TC: A lot of my collections are very conceptual in themselves. My design concept changes based on what I think people need, so it’s different each season. One season it was really rainy and I couldn’t stand being wet so I made every single piece waterproof. But this season, I was obsessed with boot-cut jeans and an urban cowboy kind of thing, because it’s just so funny how that goes down to so many different levels. Almost everybody’s a cowboy at some point.
ANH: Are there a lot of nostalgic references to older American sportswear?
TC: Yeah, for sure! That was such a thing during winter for me. I wanted to recreate that basic American design but also deconstruct it. A lot of things are based on functionality.

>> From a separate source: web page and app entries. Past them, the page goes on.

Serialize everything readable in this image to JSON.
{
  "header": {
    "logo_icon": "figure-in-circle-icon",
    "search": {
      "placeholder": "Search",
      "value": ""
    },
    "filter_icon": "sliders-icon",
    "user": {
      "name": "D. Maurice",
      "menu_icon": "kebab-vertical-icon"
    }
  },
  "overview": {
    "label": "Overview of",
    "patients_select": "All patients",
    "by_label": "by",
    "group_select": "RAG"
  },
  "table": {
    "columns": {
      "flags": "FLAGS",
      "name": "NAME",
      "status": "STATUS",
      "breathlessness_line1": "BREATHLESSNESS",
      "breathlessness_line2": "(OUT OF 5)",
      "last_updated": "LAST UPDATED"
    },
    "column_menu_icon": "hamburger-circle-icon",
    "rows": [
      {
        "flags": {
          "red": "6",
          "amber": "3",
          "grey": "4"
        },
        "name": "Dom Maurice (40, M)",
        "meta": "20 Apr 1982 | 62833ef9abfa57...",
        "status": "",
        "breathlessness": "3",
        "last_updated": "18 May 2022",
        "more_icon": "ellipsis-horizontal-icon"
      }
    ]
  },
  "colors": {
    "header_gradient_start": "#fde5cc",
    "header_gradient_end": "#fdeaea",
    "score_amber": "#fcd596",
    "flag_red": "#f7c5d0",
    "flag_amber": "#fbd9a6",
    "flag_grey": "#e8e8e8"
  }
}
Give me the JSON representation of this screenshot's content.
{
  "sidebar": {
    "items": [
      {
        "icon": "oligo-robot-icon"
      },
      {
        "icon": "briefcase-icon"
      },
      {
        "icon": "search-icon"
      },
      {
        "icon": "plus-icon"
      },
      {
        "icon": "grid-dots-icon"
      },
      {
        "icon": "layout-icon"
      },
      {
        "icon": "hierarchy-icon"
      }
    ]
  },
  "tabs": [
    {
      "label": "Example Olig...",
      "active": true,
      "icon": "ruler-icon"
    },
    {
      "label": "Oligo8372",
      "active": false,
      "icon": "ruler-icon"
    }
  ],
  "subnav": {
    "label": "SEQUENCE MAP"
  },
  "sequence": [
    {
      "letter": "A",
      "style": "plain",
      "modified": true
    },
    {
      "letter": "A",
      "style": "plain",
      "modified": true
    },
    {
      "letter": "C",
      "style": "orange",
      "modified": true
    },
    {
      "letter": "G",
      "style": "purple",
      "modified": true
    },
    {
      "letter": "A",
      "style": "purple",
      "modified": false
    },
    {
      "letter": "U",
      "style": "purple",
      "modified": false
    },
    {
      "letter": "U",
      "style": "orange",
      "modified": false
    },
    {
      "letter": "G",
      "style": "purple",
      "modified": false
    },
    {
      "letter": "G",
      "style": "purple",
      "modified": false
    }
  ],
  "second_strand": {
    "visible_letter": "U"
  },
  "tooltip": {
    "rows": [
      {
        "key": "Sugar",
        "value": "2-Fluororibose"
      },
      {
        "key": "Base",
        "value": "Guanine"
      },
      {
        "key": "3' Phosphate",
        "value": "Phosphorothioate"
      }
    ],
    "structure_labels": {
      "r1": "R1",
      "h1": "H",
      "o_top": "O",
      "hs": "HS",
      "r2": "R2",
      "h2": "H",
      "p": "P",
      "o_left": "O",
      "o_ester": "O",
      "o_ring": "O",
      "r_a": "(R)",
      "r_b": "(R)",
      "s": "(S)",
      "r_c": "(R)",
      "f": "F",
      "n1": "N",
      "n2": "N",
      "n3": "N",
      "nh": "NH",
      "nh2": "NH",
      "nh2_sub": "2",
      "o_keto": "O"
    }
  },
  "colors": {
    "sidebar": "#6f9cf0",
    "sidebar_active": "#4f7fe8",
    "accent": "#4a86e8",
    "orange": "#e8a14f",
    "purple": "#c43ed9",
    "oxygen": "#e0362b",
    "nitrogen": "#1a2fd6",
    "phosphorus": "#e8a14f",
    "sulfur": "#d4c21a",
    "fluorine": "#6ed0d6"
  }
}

ANH: What’s your favorite piece?
TC: I really, really like the shearling jacket that you guys have. It’s pretty much like a sweater. It’s actually like wearing three Snuggies. I’m really ready for my order. I’m also waiting for the sweatpants with the detachable waist. You can see what you have on underneath—they're “sexy sweats.”
ANH: If Telfar made Snuggies, what would they look like?
TC: I think the Snuggie is so good already that I wouldn’t want to step on any toes. I’m more focused on making things that don’t exist and things that make my life—and everyone else’s lives—easier. I’m inspired by what people need and what should be made.
ANH: You could totally be on QVC.
TC: I’m ready for QVC.
Shop all Telfar here
Check out Telfar's spring presentation, 'FORMAL;LIFE" in collaboration with Ryan Trecartin and Lizzie Fitch, this Friday, September 7, on view at Jack Chiles Gallery in NYC through September 14
JACK CHILES GALLERY
New York, NY 10012